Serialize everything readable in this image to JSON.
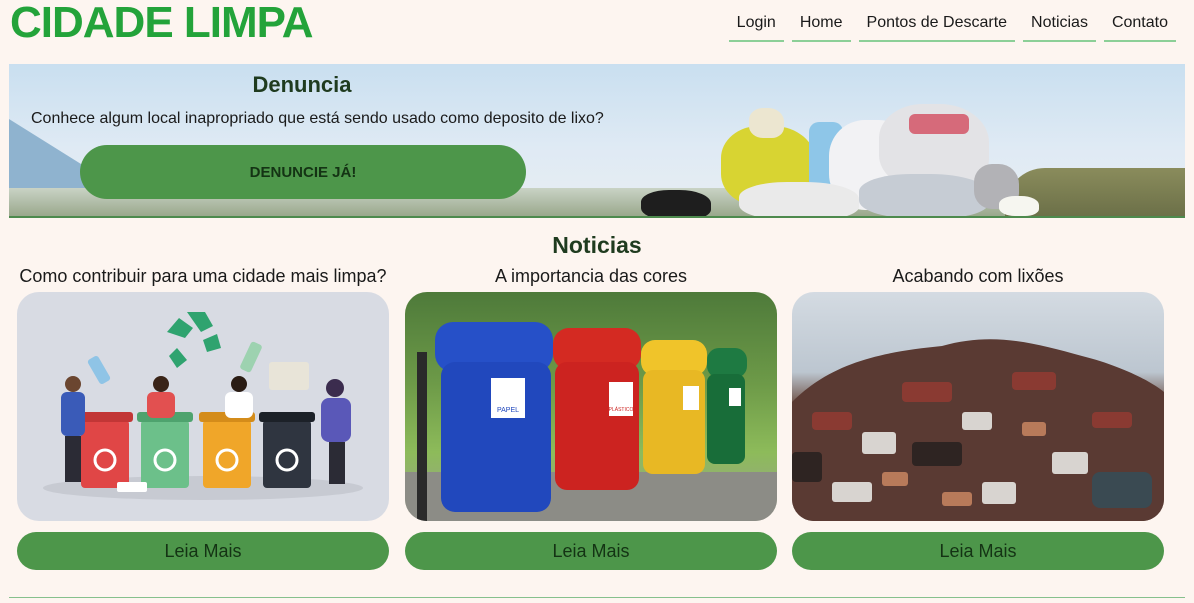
{
  "header": {
    "logo": "CIDADE LIMPA",
    "nav": [
      "Login",
      "Home",
      "Pontos de Descarte",
      "Noticias",
      "Contato"
    ]
  },
  "banner": {
    "title": "Denuncia",
    "text": "Conhece algum local inapropriado que está sendo usado como deposito de lixo?",
    "button": "DENUNCIE JÁ!"
  },
  "news": {
    "title": "Noticias",
    "cards": [
      {
        "title": "Como contribuir para uma cidade mais limpa?",
        "button": "Leia Mais",
        "image": "recycling-people-illustration"
      },
      {
        "title": "A importancia das cores",
        "button": "Leia Mais",
        "image": "colored-recycling-bins-photo"
      },
      {
        "title": "Acabando com lixões",
        "button": "Leia Mais",
        "image": "scrap-dump-photo"
      }
    ]
  },
  "bins": [
    {
      "label": "PAPEL"
    },
    {
      "label": "PLÁSTICO"
    }
  ],
  "colors": {
    "brand": "#23a33a",
    "button": "#4d964a",
    "background": "#fdf5f0"
  }
}
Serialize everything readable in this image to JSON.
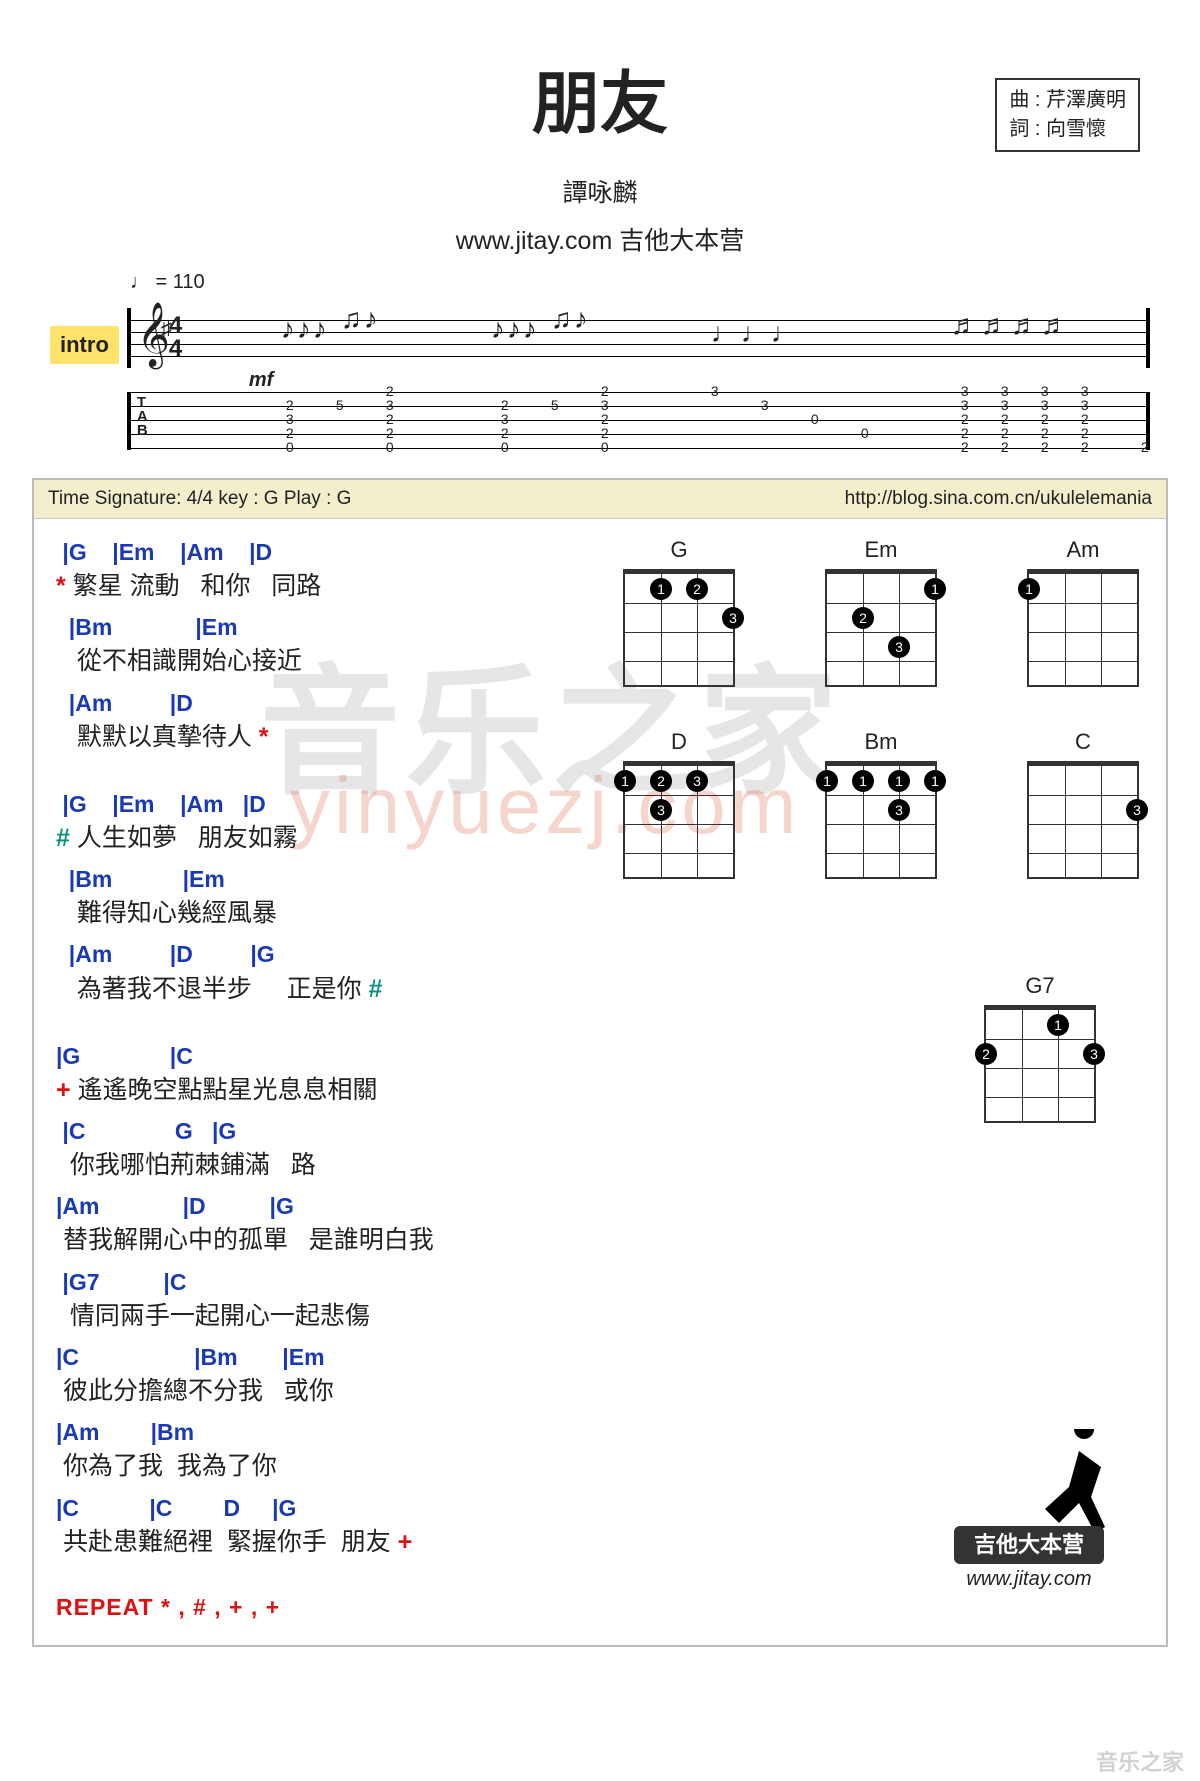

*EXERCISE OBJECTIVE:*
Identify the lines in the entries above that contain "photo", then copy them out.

*RESULT OF THIS EXERCISE:*
        "image": "colored-recycling-bins-photo"
        "image": "scrap-dump-photo"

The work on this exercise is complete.